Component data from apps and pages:
--- START ---
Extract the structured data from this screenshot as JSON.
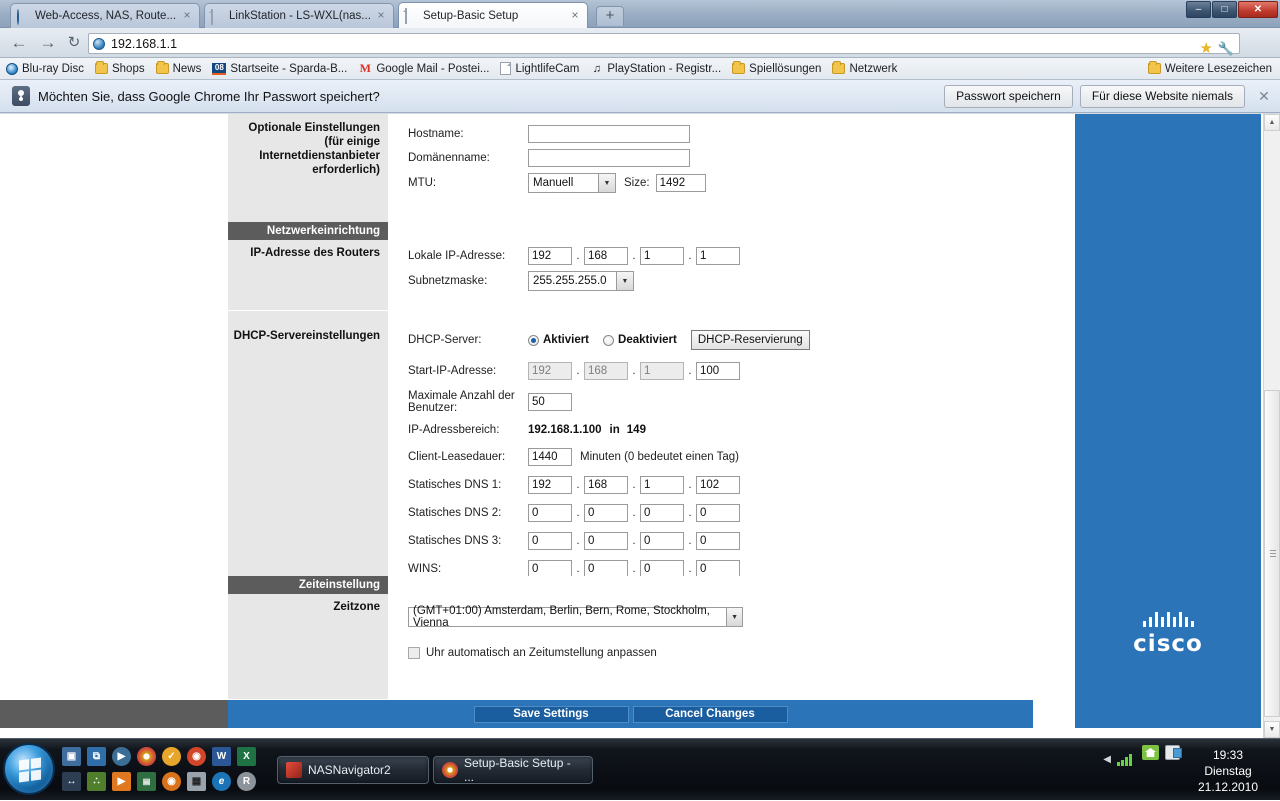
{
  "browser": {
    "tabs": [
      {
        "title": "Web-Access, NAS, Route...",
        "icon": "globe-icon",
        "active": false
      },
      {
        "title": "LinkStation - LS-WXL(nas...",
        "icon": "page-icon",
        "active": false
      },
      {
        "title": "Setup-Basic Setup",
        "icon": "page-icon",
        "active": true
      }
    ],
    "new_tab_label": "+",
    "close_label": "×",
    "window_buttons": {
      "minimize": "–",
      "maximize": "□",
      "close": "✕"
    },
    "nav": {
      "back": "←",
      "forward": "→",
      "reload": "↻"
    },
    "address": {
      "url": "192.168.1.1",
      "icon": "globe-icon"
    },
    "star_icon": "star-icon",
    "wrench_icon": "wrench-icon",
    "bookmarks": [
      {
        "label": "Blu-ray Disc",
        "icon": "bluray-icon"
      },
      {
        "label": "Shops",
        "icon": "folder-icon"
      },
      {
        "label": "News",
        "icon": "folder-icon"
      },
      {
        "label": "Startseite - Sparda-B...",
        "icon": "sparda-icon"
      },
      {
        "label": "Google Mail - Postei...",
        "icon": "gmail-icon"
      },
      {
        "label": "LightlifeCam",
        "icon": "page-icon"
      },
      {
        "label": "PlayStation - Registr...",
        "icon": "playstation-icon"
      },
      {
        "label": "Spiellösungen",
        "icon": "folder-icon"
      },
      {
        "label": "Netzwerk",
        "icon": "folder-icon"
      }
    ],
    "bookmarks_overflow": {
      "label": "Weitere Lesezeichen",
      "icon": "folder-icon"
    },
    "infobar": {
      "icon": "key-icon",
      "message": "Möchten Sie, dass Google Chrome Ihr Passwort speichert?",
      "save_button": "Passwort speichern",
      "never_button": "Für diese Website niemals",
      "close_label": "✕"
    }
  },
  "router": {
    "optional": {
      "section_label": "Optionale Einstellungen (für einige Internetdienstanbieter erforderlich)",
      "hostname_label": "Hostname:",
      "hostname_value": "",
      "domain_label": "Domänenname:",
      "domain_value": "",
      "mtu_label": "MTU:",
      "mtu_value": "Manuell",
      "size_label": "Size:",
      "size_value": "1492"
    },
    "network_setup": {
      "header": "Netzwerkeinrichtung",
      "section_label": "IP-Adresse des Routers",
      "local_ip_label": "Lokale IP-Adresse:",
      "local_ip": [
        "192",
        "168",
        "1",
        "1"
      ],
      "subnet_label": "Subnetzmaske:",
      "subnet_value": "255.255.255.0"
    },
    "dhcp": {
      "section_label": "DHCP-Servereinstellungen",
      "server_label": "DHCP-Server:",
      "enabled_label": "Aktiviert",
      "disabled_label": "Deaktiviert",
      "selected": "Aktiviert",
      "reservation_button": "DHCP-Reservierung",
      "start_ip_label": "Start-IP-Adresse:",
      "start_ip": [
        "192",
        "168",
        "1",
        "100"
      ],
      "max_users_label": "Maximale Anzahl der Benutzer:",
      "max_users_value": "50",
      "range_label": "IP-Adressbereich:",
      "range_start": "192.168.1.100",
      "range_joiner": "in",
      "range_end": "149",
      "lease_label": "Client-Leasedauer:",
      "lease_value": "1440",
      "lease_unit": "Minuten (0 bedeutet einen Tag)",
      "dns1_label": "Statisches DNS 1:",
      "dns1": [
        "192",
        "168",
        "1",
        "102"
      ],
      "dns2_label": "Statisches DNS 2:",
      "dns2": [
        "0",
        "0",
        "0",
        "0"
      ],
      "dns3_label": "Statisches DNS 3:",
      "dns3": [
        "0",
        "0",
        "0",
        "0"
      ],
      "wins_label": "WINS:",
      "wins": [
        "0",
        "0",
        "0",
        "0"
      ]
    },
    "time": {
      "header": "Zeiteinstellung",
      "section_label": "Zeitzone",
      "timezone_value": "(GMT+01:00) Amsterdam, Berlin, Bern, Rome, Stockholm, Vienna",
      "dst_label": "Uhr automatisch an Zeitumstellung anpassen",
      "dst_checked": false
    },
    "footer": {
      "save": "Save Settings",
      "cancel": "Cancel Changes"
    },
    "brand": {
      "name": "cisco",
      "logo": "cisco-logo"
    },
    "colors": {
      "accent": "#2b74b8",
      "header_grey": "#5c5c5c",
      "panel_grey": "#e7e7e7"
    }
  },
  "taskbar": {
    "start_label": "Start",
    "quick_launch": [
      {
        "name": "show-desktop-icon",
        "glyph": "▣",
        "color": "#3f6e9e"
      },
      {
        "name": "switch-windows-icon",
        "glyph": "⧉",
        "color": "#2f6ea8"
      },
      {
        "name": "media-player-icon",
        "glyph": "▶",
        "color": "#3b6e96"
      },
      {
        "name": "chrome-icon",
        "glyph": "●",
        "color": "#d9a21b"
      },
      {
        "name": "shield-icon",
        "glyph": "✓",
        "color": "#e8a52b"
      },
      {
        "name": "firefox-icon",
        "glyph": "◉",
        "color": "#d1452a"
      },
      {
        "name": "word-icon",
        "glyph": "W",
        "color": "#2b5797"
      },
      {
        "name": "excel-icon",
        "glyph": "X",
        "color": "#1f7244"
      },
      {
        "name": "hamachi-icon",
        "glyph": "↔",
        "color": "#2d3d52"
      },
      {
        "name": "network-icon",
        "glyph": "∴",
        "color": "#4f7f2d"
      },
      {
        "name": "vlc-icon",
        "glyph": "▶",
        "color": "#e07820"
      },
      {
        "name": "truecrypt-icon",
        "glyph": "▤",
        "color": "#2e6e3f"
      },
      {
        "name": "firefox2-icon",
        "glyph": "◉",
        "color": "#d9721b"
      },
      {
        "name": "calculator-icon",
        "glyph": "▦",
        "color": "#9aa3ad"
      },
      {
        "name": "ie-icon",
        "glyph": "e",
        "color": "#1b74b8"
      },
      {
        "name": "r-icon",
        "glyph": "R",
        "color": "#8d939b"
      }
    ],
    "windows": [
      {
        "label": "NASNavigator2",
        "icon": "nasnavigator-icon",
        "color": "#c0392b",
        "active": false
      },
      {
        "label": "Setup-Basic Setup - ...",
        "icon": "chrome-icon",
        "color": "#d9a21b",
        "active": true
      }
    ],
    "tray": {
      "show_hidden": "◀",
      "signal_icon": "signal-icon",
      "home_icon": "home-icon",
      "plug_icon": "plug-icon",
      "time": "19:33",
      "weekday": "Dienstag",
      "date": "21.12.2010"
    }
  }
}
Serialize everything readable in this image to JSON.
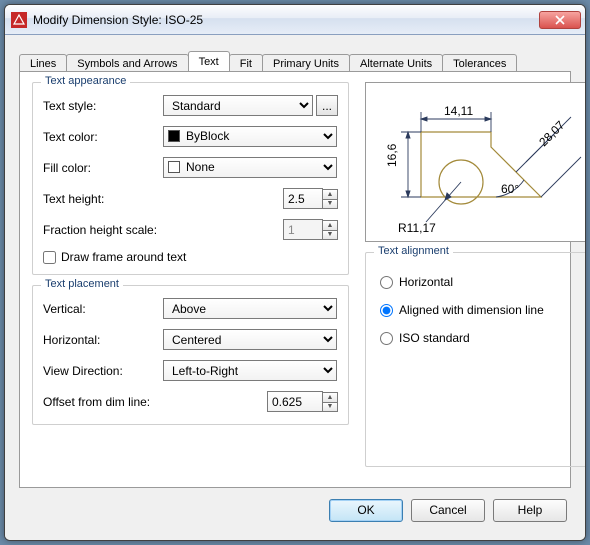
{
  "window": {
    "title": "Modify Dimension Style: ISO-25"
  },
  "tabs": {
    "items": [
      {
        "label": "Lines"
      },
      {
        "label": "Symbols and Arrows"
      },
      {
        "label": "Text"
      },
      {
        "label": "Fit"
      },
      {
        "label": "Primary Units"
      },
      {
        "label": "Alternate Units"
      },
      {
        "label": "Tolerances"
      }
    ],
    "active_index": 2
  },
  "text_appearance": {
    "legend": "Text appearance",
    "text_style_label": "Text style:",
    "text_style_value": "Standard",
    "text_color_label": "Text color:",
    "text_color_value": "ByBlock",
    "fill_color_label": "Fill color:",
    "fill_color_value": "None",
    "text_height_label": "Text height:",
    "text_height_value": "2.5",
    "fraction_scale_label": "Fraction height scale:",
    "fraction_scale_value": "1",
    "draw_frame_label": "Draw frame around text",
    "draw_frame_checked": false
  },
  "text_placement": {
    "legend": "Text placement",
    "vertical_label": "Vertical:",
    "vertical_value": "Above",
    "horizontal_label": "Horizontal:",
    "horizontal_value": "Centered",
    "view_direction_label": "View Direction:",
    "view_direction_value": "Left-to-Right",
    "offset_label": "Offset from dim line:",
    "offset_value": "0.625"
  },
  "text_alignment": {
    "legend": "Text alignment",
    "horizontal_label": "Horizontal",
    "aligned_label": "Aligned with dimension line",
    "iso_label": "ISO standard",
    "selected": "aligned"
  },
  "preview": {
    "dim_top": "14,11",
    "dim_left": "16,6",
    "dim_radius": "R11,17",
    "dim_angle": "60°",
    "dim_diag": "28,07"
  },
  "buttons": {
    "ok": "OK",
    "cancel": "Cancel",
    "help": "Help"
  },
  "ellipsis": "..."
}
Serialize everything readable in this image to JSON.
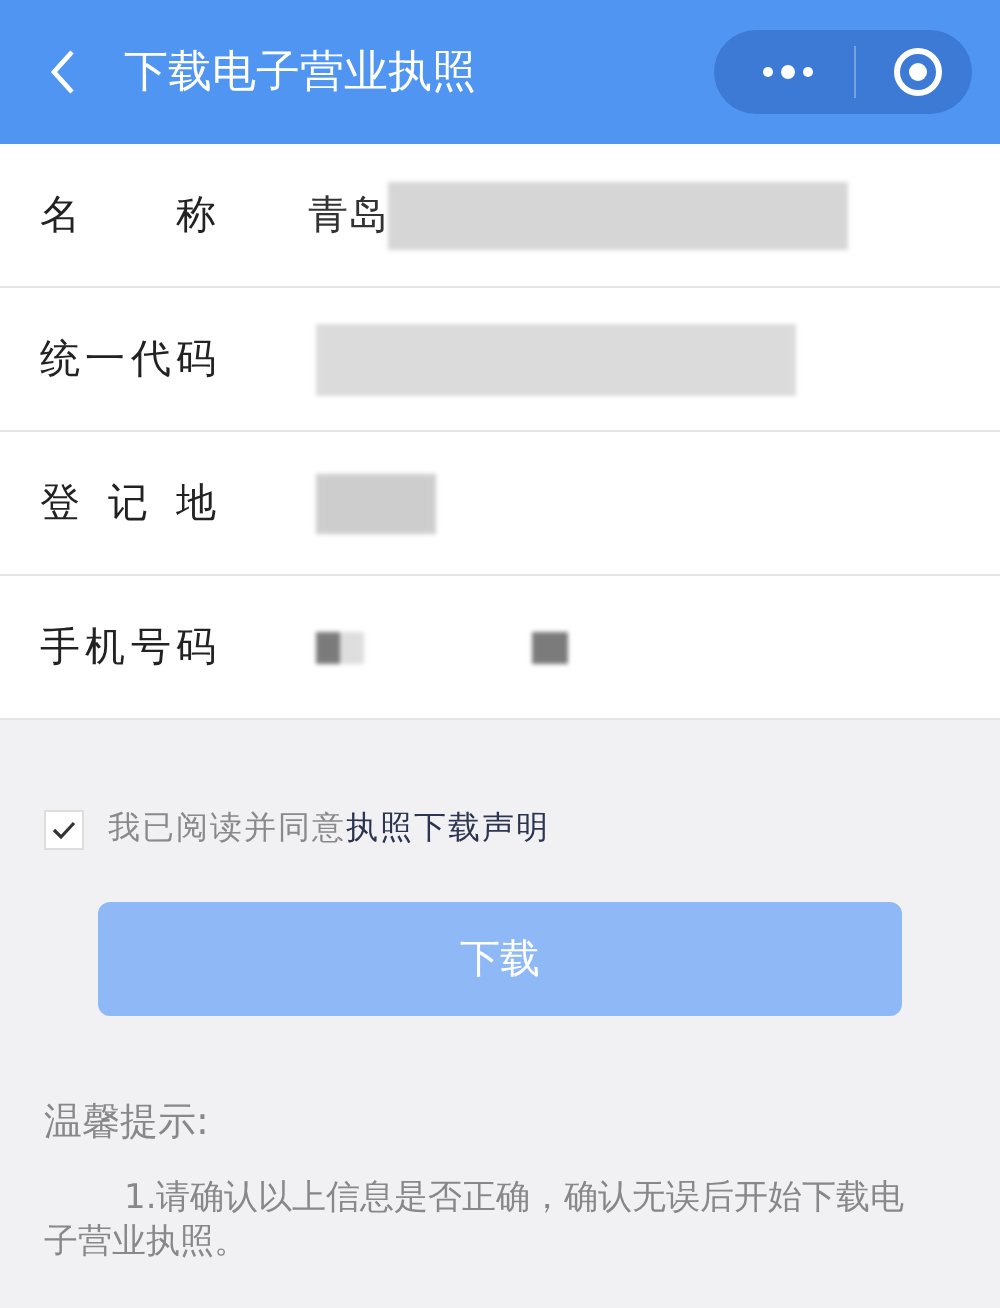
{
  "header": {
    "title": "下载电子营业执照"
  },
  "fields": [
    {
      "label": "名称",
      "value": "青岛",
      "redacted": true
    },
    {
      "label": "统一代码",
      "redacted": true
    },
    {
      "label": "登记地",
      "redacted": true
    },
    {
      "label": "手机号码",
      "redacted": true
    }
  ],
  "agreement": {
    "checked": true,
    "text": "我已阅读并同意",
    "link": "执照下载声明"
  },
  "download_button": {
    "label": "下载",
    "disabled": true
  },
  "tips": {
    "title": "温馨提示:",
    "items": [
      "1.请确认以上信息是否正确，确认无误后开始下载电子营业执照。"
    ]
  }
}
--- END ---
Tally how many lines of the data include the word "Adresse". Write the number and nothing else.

▶ ANSWER FOR THE TASK:
3